EC: It's kind of all over the place but I think I always blend masculine and feminine looks. I'm a tomboy at heart but in recent years I've starting embracing dresses. I really like studs and leather and stuff that's very rock and roll. Vintage 1940's pinup style stuff I can never get enough of real Salt-N-Pepa type shit. So yeah, it's all over the place. I've been told I wear too much black. Also, I will never wear anything that has butterflies on it. Don't ask me why.
215: Why won't you wear anything with butterflies?
EC: I don't know. Butterflies kind of freak me out. I'd feel like a hypocrite if I rocked them. I understand this isn't normal
215: You had Fel Sweetenberg produce your entire EP. Was this done on purpose for a more cohesive record?

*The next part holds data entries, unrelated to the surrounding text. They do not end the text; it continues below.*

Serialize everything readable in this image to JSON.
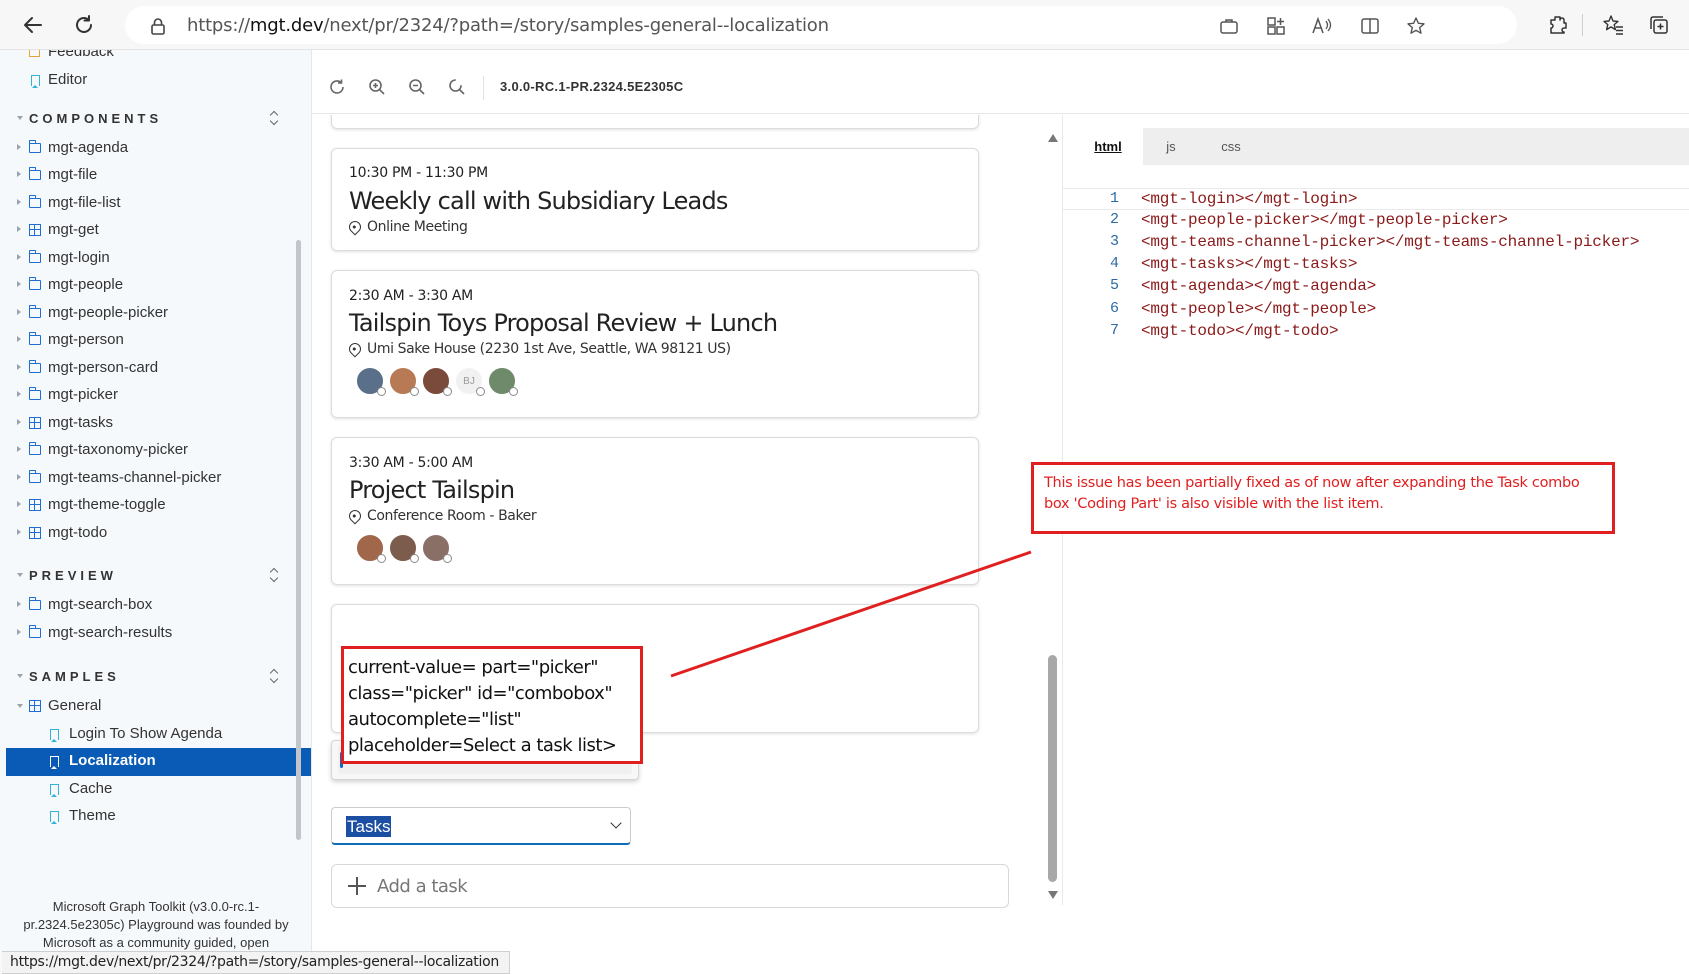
{
  "browser": {
    "url_prefix": "https://",
    "url_host": "mgt.dev",
    "url_path": "/next/pr/2324/?path=/story/samples-general--localization",
    "status_url": "https://mgt.dev/next/pr/2324/?path=/story/samples-general--localization"
  },
  "sidebar": {
    "top_items": [
      {
        "label": "Feedback",
        "icon": "feedback-icon"
      },
      {
        "label": "Editor",
        "icon": "bookmark-icon"
      }
    ],
    "components_heading": "COMPONENTS",
    "components": [
      {
        "label": "mgt-agenda",
        "icon": "folder-icon"
      },
      {
        "label": "mgt-file",
        "icon": "folder-icon"
      },
      {
        "label": "mgt-file-list",
        "icon": "folder-icon"
      },
      {
        "label": "mgt-get",
        "icon": "component-icon"
      },
      {
        "label": "mgt-login",
        "icon": "folder-icon"
      },
      {
        "label": "mgt-people",
        "icon": "folder-icon"
      },
      {
        "label": "mgt-people-picker",
        "icon": "folder-icon"
      },
      {
        "label": "mgt-person",
        "icon": "folder-icon"
      },
      {
        "label": "mgt-person-card",
        "icon": "folder-icon"
      },
      {
        "label": "mgt-picker",
        "icon": "folder-icon"
      },
      {
        "label": "mgt-tasks",
        "icon": "component-icon"
      },
      {
        "label": "mgt-taxonomy-picker",
        "icon": "folder-icon"
      },
      {
        "label": "mgt-teams-channel-picker",
        "icon": "folder-icon"
      },
      {
        "label": "mgt-theme-toggle",
        "icon": "component-icon"
      },
      {
        "label": "mgt-todo",
        "icon": "component-icon"
      }
    ],
    "preview_heading": "PREVIEW",
    "preview": [
      {
        "label": "mgt-search-box",
        "icon": "folder-icon"
      },
      {
        "label": "mgt-search-results",
        "icon": "folder-icon"
      }
    ],
    "samples_heading": "SAMPLES",
    "samples_group": {
      "label": "General",
      "icon": "component-icon"
    },
    "samples": [
      {
        "label": "Login To Show Agenda",
        "selected": false
      },
      {
        "label": "Localization",
        "selected": true
      },
      {
        "label": "Cache",
        "selected": false
      },
      {
        "label": "Theme",
        "selected": false
      }
    ],
    "footer": "Microsoft Graph Toolkit (v3.0.0-rc.1-pr.2324.5e2305c) Playground was founded by Microsoft as a community guided, open"
  },
  "toolbar": {
    "version": "3.0.0-RC.1-PR.2324.5E2305C",
    "icons": [
      "refresh-icon",
      "zoom-in-icon",
      "zoom-out-icon",
      "zoom-reset-icon"
    ]
  },
  "agenda": {
    "events": [
      {
        "time": "10:30 PM - 11:30 PM",
        "title": "Weekly call with Subsidiary Leads",
        "location": "Online Meeting",
        "attendees": []
      },
      {
        "time": "2:30 AM - 3:30 AM",
        "title": "Tailspin Toys Proposal Review + Lunch",
        "location": "Umi Sake House (2230 1st Ave, Seattle, WA 98121 US)",
        "attendees": [
          "#5a6f8a",
          "#b87a55",
          "#7a4a3a",
          "BJ",
          "#6f8a6a"
        ]
      },
      {
        "time": "3:30 AM - 5:00 AM",
        "title": "Project Tailspin",
        "location": "Conference Room - Baker",
        "attendees": [
          "#a0674a",
          "#7c5c4c",
          "#8a6f66"
        ]
      }
    ]
  },
  "tasks": {
    "dropdown_option": "Tasks",
    "combo_value": "Tasks",
    "add_task": "Add a task"
  },
  "editor": {
    "tabs": [
      {
        "label": "html",
        "active": true
      },
      {
        "label": "js",
        "active": false
      },
      {
        "label": "css",
        "active": false
      }
    ],
    "lines": [
      {
        "num": "1",
        "code": "<mgt-login></mgt-login>"
      },
      {
        "num": "2",
        "code": "<mgt-people-picker></mgt-people-picker>"
      },
      {
        "num": "3",
        "code": "<mgt-teams-channel-picker></mgt-teams-channel-picker>"
      },
      {
        "num": "4",
        "code": "<mgt-tasks></mgt-tasks>"
      },
      {
        "num": "5",
        "code": "<mgt-agenda></mgt-agenda>"
      },
      {
        "num": "6",
        "code": "<mgt-people></mgt-people>"
      },
      {
        "num": "7",
        "code": "<mgt-todo></mgt-todo>"
      }
    ]
  },
  "annotations": {
    "note": "This issue has been partially fixed as of now after expanding the Task combo box 'Coding Part' is also visible with the list item.",
    "code_lines": [
      "current-value= part=\"picker\"",
      "class=\"picker\" id=\"combobox\"",
      "autocomplete=\"list\"",
      "placeholder=Select a task list>"
    ],
    "color": "#e02020"
  },
  "colors": {
    "accent": "#0f6cbd",
    "selected_bg": "#0a5bb5",
    "code_tag": "#8b1a1a"
  }
}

EC: Fel has been a friend of mine for years now and I've been wanting to do a project with him for a long time. We've always done little stuff here and there but nothing like this. He was consistently sending me beats almost everyday. I can't even tell you how many he sent me and Dirty Samples ended up being 7 of his tracks, so I'm pretty picky...and I think any producer who wants to work with me should know that. He was sending me so much music that one day I just made the decision to make an EP out of the beats I liked.
215: What can we expect from you in the future, and what do you see on the horizon for Ethel Cee?
EC: More material, but probably less live shows. I've been itching to travel abroad some more. Also, I don't want people to expect the same kind of music from me every time I decide to release something. I mean, I'm not gonna be playing guitar or anything, but the next project just might sound slightly different production wise. (Note: Ethel does plan on singing in Reef the Lost Cauze's side project, an electro-folk band called "Happy Birthday, Spiderman"). Anyway, people who know the history of Ethel Cee know that this nothing new. I like to experiment and experiment I will do. Other than that, I don't know what to tell people. I take this thing one day at a time!
Edited by: Tom Williams